Tuesday, June 10, 2014

Gary Shilling: Short Chinese stocks, sell commodities

Short Chinese stocks

The Shanghai Composite Index is down 67 percent from its October 2007 peak. Even though Chinese stocks may seem inexpensive -- the price-to-earnings ratio for the Shanghai index over the last 12 months is 9.8, compared with 17.3 for the far more costly S&P 500 -- there is no obvious floor. If China has a financial crisis, the risk to Chinese equities is considerable. Bank stocks may be especially vulnerable. Investors who lack direct access to mainland Chinese stocks can use Hong Kong-listed equities and exchange-traded funds.


Sell commodities 

Industrial and agricultural commodity prices took off in 2002, right after China joined the World Trade Organization. As manufacturers in Europe and North America shifted production to China, its thirst for commodities kept growing. Many producers of industrial materials, including base metals, iron ore and coal, also increased capacity as prices leaped.

Along came the global recession, which drove down materials prices in response to weak demand. Prices soon recovered, only to fall again in 2011, possibly in anticipation of slowing growth in China, which is embarking on a difficult transition from an export-led economy to one driven more by domestic spending. A financial crisis in China would no doubt further depress commodity consumption and prices.

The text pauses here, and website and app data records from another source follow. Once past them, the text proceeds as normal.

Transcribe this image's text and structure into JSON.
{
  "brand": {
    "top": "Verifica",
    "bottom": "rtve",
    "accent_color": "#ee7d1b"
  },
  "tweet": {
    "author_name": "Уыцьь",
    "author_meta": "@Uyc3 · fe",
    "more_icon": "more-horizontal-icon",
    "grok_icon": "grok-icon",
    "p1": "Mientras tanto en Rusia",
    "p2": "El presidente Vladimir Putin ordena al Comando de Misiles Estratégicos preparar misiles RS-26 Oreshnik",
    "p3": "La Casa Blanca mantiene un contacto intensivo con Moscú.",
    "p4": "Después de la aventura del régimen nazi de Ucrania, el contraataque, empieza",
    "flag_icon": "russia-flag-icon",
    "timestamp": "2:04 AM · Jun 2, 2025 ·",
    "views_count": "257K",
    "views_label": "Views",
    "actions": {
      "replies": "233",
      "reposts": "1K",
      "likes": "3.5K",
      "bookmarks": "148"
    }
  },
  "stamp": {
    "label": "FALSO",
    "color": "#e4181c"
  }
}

via http://www.bloombergview.com/articles/2014-05-29/investing-for-a-china-crisis